Wednesday, July 1, 2009

Cantina Dreams

Who doesn't love a cantina loaded with fine tasting spirits? It is such a strange and beautiful word... Cantina. Some would say that it is damn near perfect in the way it slips across the tongue - just like a fine tequila. Yet, how did these amazing establishments develop such a catchy title?

The use of the word cantina stretches back quite a ways through history. As early as 1710, the French used the word "cantine" to describe a sutler's shop. The sutler was a civilian merchant that sold supplies to soldiers stationed in the field. As a result, the word cantine/canteen came to mean a "small tin used to carry water or liquor by soldiers on the march." Perhaps another meaning derives from the Latin word canto, or "corner." This would put it closer to the Italian version of cantina which means "wine cellar or vault."

Of course, the word is also used widely in the Spanish-speaking world. This development came about during the latter half of the 16th Century. During this time, the Spanish Empire had large holdings of Renaissance Italy. An early usage of the word cantina was in a sonnet by Spanish poet Francisco Gómez de Quevedo y Santibáñez Villegas. As an aside, Francisco may have the most amazing name ever - Spanish or otherwise...

My two favorite cantinas:
Calle Guerrero, Cabo San Lucas, 23410, Mexico

Frequented by Sammy Hagar

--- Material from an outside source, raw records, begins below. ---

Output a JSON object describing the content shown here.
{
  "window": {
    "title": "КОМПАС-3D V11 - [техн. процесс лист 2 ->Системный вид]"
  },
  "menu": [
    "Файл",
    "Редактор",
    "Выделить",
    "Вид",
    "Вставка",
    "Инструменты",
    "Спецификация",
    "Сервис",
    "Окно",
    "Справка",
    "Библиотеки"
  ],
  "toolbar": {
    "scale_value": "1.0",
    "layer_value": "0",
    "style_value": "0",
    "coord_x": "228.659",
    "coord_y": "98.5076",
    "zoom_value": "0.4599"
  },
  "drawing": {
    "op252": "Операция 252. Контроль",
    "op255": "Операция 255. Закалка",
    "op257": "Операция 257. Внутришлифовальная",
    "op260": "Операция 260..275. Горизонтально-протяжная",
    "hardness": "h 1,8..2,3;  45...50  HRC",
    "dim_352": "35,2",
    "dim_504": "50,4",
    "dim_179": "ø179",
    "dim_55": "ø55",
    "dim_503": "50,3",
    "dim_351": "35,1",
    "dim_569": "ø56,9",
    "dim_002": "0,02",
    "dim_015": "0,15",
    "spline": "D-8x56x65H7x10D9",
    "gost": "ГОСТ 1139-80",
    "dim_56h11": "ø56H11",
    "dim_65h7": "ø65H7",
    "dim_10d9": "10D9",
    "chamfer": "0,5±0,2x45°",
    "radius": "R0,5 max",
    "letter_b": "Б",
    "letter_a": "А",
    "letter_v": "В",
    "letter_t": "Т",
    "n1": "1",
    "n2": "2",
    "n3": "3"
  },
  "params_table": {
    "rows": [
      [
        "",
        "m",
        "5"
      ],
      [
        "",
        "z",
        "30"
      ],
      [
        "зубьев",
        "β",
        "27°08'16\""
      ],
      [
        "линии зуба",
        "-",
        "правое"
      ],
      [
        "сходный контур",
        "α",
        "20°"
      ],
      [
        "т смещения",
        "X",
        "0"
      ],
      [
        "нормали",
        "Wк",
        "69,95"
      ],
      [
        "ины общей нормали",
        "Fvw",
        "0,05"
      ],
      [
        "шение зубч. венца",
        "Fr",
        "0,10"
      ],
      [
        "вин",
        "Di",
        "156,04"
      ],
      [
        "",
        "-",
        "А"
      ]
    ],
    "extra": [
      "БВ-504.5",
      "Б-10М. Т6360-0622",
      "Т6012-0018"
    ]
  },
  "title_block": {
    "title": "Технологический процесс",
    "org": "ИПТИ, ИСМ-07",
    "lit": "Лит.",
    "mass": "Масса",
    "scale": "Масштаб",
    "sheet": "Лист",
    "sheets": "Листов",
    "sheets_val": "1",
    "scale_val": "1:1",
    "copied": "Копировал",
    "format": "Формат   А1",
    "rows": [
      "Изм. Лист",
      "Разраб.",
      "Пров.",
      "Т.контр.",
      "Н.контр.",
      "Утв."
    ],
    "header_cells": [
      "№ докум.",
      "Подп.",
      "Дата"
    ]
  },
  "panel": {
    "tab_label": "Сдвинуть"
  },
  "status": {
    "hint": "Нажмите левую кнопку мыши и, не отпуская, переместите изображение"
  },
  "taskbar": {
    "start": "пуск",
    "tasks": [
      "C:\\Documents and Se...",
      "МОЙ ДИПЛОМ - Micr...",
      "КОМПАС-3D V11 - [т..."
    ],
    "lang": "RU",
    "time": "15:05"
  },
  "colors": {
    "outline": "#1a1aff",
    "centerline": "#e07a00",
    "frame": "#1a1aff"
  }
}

Chalmun's Cantina (or Mos Eisley Cantina)
3324 Outer Kerner Way, Mos Eisley, Tatooine

Frequented by Han Solo